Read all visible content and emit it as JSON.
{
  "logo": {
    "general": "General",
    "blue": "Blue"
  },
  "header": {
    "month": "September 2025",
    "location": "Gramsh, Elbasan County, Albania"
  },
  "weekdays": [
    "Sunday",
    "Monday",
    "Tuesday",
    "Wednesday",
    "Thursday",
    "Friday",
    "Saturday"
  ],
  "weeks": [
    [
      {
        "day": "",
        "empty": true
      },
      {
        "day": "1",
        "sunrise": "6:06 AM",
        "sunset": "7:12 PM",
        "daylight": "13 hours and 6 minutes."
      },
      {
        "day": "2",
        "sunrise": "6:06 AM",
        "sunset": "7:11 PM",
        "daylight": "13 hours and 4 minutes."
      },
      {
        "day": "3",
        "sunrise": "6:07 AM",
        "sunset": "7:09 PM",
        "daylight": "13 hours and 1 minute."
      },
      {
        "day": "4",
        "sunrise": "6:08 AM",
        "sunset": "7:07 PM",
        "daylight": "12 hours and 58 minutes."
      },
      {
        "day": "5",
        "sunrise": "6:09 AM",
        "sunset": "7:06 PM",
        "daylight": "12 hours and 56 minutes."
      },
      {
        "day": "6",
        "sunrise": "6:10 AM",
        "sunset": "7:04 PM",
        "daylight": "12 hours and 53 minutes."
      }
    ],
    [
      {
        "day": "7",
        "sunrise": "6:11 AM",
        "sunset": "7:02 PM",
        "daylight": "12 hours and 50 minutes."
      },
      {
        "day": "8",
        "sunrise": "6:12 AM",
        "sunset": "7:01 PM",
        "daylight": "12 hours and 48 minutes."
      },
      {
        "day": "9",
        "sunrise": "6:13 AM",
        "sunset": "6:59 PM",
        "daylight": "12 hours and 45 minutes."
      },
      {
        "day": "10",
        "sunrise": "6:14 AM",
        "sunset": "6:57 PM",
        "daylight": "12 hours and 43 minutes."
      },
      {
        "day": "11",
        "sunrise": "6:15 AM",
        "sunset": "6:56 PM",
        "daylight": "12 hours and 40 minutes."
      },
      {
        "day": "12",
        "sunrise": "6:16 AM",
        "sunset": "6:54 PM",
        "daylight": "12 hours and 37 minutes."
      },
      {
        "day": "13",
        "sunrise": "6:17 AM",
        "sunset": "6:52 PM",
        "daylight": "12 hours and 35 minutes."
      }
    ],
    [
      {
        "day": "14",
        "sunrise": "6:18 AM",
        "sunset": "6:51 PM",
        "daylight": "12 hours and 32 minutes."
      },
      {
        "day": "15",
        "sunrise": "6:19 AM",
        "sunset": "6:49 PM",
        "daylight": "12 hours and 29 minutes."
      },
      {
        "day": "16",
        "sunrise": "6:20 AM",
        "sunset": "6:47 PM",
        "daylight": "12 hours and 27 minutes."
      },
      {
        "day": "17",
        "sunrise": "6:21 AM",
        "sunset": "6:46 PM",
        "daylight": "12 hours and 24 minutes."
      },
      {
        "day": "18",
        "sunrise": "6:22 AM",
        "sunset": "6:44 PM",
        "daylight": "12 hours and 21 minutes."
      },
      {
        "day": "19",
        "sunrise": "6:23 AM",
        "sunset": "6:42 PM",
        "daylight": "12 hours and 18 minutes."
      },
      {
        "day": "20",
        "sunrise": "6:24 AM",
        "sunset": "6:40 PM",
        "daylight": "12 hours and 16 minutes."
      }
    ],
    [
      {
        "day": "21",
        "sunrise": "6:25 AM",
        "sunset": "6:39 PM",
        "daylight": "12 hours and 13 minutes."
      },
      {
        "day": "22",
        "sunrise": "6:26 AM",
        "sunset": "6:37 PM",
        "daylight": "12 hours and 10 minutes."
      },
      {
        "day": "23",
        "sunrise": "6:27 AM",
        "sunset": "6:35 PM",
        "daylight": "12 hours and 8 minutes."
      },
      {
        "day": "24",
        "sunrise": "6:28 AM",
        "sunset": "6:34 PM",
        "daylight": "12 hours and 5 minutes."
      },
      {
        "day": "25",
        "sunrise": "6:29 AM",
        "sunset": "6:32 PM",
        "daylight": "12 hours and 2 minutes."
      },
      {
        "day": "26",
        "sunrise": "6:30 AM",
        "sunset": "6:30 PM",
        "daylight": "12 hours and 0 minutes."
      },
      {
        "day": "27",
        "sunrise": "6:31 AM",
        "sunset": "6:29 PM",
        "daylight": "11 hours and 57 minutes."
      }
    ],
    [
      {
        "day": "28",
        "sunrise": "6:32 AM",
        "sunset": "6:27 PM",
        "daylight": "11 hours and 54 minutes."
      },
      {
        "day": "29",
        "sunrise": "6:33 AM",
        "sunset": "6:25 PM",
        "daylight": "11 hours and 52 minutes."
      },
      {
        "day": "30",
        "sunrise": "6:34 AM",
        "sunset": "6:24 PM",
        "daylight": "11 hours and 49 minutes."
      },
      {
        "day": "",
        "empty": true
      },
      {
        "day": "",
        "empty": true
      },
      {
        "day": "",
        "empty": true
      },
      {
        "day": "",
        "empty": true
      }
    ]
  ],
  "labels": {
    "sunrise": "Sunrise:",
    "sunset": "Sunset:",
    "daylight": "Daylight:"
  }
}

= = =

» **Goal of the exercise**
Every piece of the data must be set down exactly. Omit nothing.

» **Response box**
Read all visible content and emit it as JSON.
{
  "logo": {
    "general": "General",
    "blue": "Blue"
  },
  "header": {
    "month": "September 2025",
    "location": "Gramsh, Elbasan County, Albania"
  },
  "weekdays": [
    "Sunday",
    "Monday",
    "Tuesday",
    "Wednesday",
    "Thursday",
    "Friday",
    "Saturday"
  ],
  "weeks": [
    [
      {
        "day": "",
        "empty": true
      },
      {
        "day": "1",
        "sunrise": "6:06 AM",
        "sunset": "7:12 PM",
        "daylight": "13 hours and 6 minutes."
      },
      {
        "day": "2",
        "sunrise": "6:06 AM",
        "sunset": "7:11 PM",
        "daylight": "13 hours and 4 minutes."
      },
      {
        "day": "3",
        "sunrise": "6:07 AM",
        "sunset": "7:09 PM",
        "daylight": "13 hours and 1 minute."
      },
      {
        "day": "4",
        "sunrise": "6:08 AM",
        "sunset": "7:07 PM",
        "daylight": "12 hours and 58 minutes."
      },
      {
        "day": "5",
        "sunrise": "6:09 AM",
        "sunset": "7:06 PM",
        "daylight": "12 hours and 56 minutes."
      },
      {
        "day": "6",
        "sunrise": "6:10 AM",
        "sunset": "7:04 PM",
        "daylight": "12 hours and 53 minutes."
      }
    ],
    [
      {
        "day": "7",
        "sunrise": "6:11 AM",
        "sunset": "7:02 PM",
        "daylight": "12 hours and 50 minutes."
      },
      {
        "day": "8",
        "sunrise": "6:12 AM",
        "sunset": "7:01 PM",
        "daylight": "12 hours and 48 minutes."
      },
      {
        "day": "9",
        "sunrise": "6:13 AM",
        "sunset": "6:59 PM",
        "daylight": "12 hours and 45 minutes."
      },
      {
        "day": "10",
        "sunrise": "6:14 AM",
        "sunset": "6:57 PM",
        "daylight": "12 hours and 43 minutes."
      },
      {
        "day": "11",
        "sunrise": "6:15 AM",
        "sunset": "6:56 PM",
        "daylight": "12 hours and 40 minutes."
      },
      {
        "day": "12",
        "sunrise": "6:16 AM",
        "sunset": "6:54 PM",
        "daylight": "12 hours and 37 minutes."
      },
      {
        "day": "13",
        "sunrise": "6:17 AM",
        "sunset": "6:52 PM",
        "daylight": "12 hours and 35 minutes."
      }
    ],
    [
      {
        "day": "14",
        "sunrise": "6:18 AM",
        "sunset": "6:51 PM",
        "daylight": "12 hours and 32 minutes."
      },
      {
        "day": "15",
        "sunrise": "6:19 AM",
        "sunset": "6:49 PM",
        "daylight": "12 hours and 29 minutes."
      },
      {
        "day": "16",
        "sunrise": "6:20 AM",
        "sunset": "6:47 PM",
        "daylight": "12 hours and 27 minutes."
      },
      {
        "day": "17",
        "sunrise": "6:21 AM",
        "sunset": "6:46 PM",
        "daylight": "12 hours and 24 minutes."
      },
      {
        "day": "18",
        "sunrise": "6:22 AM",
        "sunset": "6:44 PM",
        "daylight": "12 hours and 21 minutes."
      },
      {
        "day": "19",
        "sunrise": "6:23 AM",
        "sunset": "6:42 PM",
        "daylight": "12 hours and 18 minutes."
      },
      {
        "day": "20",
        "sunrise": "6:24 AM",
        "sunset": "6:40 PM",
        "daylight": "12 hours and 16 minutes."
      }
    ],
    [
      {
        "day": "21",
        "sunrise": "6:25 AM",
        "sunset": "6:39 PM",
        "daylight": "12 hours and 13 minutes."
      },
      {
        "day": "22",
        "sunrise": "6:26 AM",
        "sunset": "6:37 PM",
        "daylight": "12 hours and 10 minutes."
      },
      {
        "day": "23",
        "sunrise": "6:27 AM",
        "sunset": "6:35 PM",
        "daylight": "12 hours and 8 minutes."
      },
      {
        "day": "24",
        "sunrise": "6:28 AM",
        "sunset": "6:34 PM",
        "daylight": "12 hours and 5 minutes."
      },
      {
        "day": "25",
        "sunrise": "6:29 AM",
        "sunset": "6:32 PM",
        "daylight": "12 hours and 2 minutes."
      },
      {
        "day": "26",
        "sunrise": "6:30 AM",
        "sunset": "6:30 PM",
        "daylight": "12 hours and 0 minutes."
      },
      {
        "day": "27",
        "sunrise": "6:31 AM",
        "sunset": "6:29 PM",
        "daylight": "11 hours and 57 minutes."
      }
    ],
    [
      {
        "day": "28",
        "sunrise": "6:32 AM",
        "sunset": "6:27 PM",
        "daylight": "11 hours and 54 minutes."
      },
      {
        "day": "29",
        "sunrise": "6:33 AM",
        "sunset": "6:25 PM",
        "daylight": "11 hours and 52 minutes."
      },
      {
        "day": "30",
        "sunrise": "6:34 AM",
        "sunset": "6:24 PM",
        "daylight": "11 hours and 49 minutes."
      },
      {
        "day": "",
        "empty": true
      },
      {
        "day": "",
        "empty": true
      },
      {
        "day": "",
        "empty": true
      },
      {
        "day": "",
        "empty": true
      }
    ]
  ],
  "labels": {
    "sunrise": "Sunrise:",
    "sunset": "Sunset:",
    "daylight": "Daylight:"
  }
}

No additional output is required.